- What needs to be done:
Across the entries below, work out how many lines contain "true". Respond with the number and no other text.

- Input data:
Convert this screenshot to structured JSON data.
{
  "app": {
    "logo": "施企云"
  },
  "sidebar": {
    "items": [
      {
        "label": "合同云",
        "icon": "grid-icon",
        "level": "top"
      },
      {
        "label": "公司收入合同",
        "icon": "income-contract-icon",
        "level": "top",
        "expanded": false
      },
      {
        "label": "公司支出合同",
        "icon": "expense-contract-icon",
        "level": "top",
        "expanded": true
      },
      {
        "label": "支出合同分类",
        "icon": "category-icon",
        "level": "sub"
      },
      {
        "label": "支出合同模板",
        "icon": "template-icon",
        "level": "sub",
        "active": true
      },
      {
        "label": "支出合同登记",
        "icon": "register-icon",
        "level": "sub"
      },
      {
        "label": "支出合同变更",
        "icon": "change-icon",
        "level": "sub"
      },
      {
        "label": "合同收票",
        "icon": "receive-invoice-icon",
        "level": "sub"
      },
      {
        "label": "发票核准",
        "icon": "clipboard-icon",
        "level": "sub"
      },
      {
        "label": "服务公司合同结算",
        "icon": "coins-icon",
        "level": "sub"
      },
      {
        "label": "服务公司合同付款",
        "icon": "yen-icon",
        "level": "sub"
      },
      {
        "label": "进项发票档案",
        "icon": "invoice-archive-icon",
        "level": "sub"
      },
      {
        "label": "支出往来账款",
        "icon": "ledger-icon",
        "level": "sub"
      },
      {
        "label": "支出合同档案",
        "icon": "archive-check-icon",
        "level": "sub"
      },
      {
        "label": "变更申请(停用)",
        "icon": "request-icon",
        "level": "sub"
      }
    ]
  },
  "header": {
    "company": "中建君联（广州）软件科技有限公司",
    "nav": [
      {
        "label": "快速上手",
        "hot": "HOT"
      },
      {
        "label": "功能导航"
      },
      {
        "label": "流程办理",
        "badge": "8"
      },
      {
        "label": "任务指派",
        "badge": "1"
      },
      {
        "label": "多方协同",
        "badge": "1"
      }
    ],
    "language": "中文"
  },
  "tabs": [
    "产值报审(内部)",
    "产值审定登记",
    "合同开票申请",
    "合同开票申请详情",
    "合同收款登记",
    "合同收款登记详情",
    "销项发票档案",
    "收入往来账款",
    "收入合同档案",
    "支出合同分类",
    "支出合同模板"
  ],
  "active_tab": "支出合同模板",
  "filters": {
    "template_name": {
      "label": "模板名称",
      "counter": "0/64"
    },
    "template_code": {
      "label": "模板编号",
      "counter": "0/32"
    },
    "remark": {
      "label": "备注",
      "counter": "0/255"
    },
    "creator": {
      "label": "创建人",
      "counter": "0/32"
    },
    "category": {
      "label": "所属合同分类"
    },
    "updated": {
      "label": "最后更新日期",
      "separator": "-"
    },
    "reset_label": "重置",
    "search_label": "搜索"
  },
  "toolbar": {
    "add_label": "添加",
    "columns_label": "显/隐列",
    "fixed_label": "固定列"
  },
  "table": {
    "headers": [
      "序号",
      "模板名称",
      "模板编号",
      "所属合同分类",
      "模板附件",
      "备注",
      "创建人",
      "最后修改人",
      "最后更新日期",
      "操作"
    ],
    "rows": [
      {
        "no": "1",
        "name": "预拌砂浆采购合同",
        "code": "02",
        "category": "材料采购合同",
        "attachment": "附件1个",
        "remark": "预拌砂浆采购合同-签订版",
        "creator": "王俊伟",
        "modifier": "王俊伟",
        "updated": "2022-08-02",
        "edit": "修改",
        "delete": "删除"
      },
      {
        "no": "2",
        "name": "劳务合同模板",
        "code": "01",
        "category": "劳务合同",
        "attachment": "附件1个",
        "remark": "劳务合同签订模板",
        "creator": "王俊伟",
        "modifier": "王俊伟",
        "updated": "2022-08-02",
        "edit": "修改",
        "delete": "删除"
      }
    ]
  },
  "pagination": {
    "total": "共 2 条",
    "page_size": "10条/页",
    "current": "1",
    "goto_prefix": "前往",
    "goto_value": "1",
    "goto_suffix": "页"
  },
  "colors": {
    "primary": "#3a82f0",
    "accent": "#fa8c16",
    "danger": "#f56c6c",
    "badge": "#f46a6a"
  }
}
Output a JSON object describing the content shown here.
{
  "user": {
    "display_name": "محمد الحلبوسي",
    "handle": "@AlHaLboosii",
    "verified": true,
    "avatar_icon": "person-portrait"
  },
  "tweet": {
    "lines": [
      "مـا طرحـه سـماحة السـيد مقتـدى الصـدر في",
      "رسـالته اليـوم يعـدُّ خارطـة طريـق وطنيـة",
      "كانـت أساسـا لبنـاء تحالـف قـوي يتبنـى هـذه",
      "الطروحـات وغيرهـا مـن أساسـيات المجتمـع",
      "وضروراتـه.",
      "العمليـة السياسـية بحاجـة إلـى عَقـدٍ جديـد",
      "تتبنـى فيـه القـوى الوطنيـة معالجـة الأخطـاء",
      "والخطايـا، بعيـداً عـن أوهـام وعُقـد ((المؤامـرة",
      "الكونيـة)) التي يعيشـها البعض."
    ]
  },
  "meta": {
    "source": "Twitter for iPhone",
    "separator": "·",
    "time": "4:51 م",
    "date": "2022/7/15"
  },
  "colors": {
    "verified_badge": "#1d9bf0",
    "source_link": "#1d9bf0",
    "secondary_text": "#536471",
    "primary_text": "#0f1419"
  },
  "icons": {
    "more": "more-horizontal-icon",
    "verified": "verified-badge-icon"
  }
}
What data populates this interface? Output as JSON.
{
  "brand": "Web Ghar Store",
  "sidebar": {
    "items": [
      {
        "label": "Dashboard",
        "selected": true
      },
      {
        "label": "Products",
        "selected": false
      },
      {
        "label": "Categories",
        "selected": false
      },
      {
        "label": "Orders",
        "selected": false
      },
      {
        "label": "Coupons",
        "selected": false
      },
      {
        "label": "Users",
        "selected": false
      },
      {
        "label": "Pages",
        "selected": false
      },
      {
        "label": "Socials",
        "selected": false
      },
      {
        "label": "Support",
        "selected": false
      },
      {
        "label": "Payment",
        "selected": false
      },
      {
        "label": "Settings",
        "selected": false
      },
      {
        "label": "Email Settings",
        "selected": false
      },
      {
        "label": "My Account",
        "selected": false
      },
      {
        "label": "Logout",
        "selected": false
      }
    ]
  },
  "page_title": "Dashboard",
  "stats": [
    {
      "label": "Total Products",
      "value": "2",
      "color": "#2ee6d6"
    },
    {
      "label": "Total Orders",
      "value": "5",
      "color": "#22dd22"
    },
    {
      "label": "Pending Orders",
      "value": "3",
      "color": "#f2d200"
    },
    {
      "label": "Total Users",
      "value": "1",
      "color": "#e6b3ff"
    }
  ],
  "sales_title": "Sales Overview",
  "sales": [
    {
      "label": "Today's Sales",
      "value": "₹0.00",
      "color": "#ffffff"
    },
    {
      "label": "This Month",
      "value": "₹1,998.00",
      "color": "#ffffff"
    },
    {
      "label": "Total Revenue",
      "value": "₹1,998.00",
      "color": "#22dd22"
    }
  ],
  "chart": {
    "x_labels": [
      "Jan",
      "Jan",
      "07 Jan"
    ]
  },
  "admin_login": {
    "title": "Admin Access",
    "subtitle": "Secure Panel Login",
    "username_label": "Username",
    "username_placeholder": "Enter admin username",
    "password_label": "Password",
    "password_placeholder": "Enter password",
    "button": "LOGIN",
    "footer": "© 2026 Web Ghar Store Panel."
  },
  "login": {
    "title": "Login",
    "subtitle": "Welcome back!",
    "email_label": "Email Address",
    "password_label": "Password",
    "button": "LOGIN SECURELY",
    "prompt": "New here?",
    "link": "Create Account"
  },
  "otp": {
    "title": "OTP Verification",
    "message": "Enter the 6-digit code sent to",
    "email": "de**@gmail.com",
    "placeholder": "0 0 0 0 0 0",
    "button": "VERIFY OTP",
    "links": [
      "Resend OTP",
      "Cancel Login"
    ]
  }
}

- Expected answer:
4